Friday was just another day in baseball. No sloppy celebrations, no dancing in the streets, and certainly no recognition for one of the most recognizable cheaters in MLB history. And yet, Friday became a day to remember.
No, not because Alex Rodriguez hit his 660th home-run, but as a sobering reminder of baseball's ugly (recent) steroid past. Yet, there are some who believe a celebration was in order.
The Boston Herald's Steve Buckley wrote an article on Monday pleading for Red Sox management to issue Rodriguez an apology for their apathetic view of his 660th home-run.
So there it was, a moment in which A-Rod had equaled the career home run output of a man widely believed to be the greatest all-around player in the game’s history, yet the Red Sox did nothing to acknowledge the achievement. No announcement, no message on the center field flat screen. Nothing.
You could argue that everyone in the park knew what had happened, given the amount of publicity A-Rod had been getting as he closed in on Mays. But that’s not the point. The Red Sox routinely reference the in-game achievements of opposing players, and in that spirit they owed it to A-Rod to do something.
By not doing so it makes it look like the Red Sox are complicit with the Yankees in sticking it to Rodriguez.

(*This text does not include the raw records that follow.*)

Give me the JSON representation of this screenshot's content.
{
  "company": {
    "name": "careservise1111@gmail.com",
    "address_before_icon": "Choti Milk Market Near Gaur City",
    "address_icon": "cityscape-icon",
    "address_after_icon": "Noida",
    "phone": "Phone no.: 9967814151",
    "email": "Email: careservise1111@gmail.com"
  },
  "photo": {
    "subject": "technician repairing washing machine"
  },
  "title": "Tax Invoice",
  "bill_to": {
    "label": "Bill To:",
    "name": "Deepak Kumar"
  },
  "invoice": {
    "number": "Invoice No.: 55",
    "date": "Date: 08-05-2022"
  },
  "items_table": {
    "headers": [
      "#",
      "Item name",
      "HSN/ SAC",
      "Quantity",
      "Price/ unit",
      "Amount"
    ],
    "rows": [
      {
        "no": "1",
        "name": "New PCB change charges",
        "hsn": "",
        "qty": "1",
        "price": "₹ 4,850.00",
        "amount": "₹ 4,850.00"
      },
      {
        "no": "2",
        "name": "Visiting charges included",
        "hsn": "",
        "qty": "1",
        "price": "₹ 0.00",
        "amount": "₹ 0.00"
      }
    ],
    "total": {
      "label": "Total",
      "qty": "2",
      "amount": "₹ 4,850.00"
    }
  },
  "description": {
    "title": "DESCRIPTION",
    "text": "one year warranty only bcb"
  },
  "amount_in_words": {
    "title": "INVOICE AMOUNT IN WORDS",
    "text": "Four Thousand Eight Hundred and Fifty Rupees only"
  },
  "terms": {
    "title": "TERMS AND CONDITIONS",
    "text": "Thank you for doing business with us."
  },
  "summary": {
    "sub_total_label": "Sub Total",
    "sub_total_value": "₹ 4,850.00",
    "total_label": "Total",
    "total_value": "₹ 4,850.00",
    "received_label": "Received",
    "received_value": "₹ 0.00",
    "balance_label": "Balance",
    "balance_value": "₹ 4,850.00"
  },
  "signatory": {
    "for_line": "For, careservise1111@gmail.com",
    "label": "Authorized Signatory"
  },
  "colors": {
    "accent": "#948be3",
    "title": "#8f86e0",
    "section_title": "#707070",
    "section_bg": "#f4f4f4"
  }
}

Sorry Steve, but I'm gonna disagree with you here. There's no denying the game is different now. Records will never be regarded in the same pristine light as they once were, and those who break them (whether linked to steroids or not) will always be looked at with a healthy helping of skepticism. But does that mean baseball is obligated to celebrate the milestones of those who admitted (FINALLY) to cheating their way to the top? Hell no!